Microsoft Outlook made headlines earlier this month when, at COMDEX, Oracle CEO Larry Ellison demonstrated Oracle's new database-driven email server, proclaiming that it makes Outlook "unbreakable" by providing a more reliable mail server that can handle more users than Microsoft Exchange can. Ellison's target was Exchange, not the Outlook client: His point was that companies should keep using Outlook and migrate their mail servers to Oracle.
Oddly, the email program that Ellison used for his demonstration wasn't Outlook at all, but Outlook Express. He's not the only one to miss the major distinctions between the two, but if he thinks that corporations that use Exchange Server are using Outlook Express as their client, then he doesn't understand why so many people say they "live in Outlook."
I see this question all the time in the newsgroups: "I already have Outlook Express—it's free as part of Internet Explorer (IE)—so why do I need Microsoft Outlook?" The answer is that if you need just an email program, Outlook Express will do. If, however, you need to track appointments, maintain a to-do list, or perform mail merges in Word, Outlook Express won't suffice.

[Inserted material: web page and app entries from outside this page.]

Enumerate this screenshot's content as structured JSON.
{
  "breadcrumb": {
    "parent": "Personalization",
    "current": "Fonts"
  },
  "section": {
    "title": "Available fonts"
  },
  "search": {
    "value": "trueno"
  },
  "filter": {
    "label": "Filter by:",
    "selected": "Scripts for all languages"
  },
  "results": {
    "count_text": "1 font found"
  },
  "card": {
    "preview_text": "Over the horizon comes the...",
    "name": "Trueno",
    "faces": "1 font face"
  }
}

In addition, Outlook Express can't handle the voting-button messages I discussed last week, request meetings with colleagues, or perform other collaboration chores. In other words, if Oracle's server is just for email—and judging from the demo, it appears to be simply an IMAP server with a database back end—then it won't satisfy the needs of Outlook users and won't be a viable replacement for Exchange.
Meanwhile, Samsung has announced a deal with Hewlett-Packard that will breathe new life into HP's OpenMail server. HP had previously announced that it would take no new orders for OpenMail and would provide support only to current support customers until 2006. Samsung has now licensed the OpenMail code and plans to build a new product called Samsung Contact on the OpenMail 7.0 platform. This deal is interesting because, unlike the Oracle email server, OpenMail provides a collaboration platform with strong support for Outlook calendar and other special items. In fact, OpenMail is the only server besides Exchange that lets you administer the Outlook Email Security Update features.
Samsung has used OpenMail internally for 5 years. The company plans to ship the first version of Samsung Contact in the first quarter of 2002, with a second version coming later in the year to add telephone access to email, among other features. Samsung's ultimate plan is to consolidate email, voice, and fax access for both PC and mobile devices. Contact will run on HP-UX, AIX, Solaris, Red Hat Linux, and perhaps eventually Windows.
Samsung says it will continue to support Microsoft Outlook up to the level of support included in HP OpenMail 7.0, while at the same time developing its own Web and Windows clients for Contact for release next year.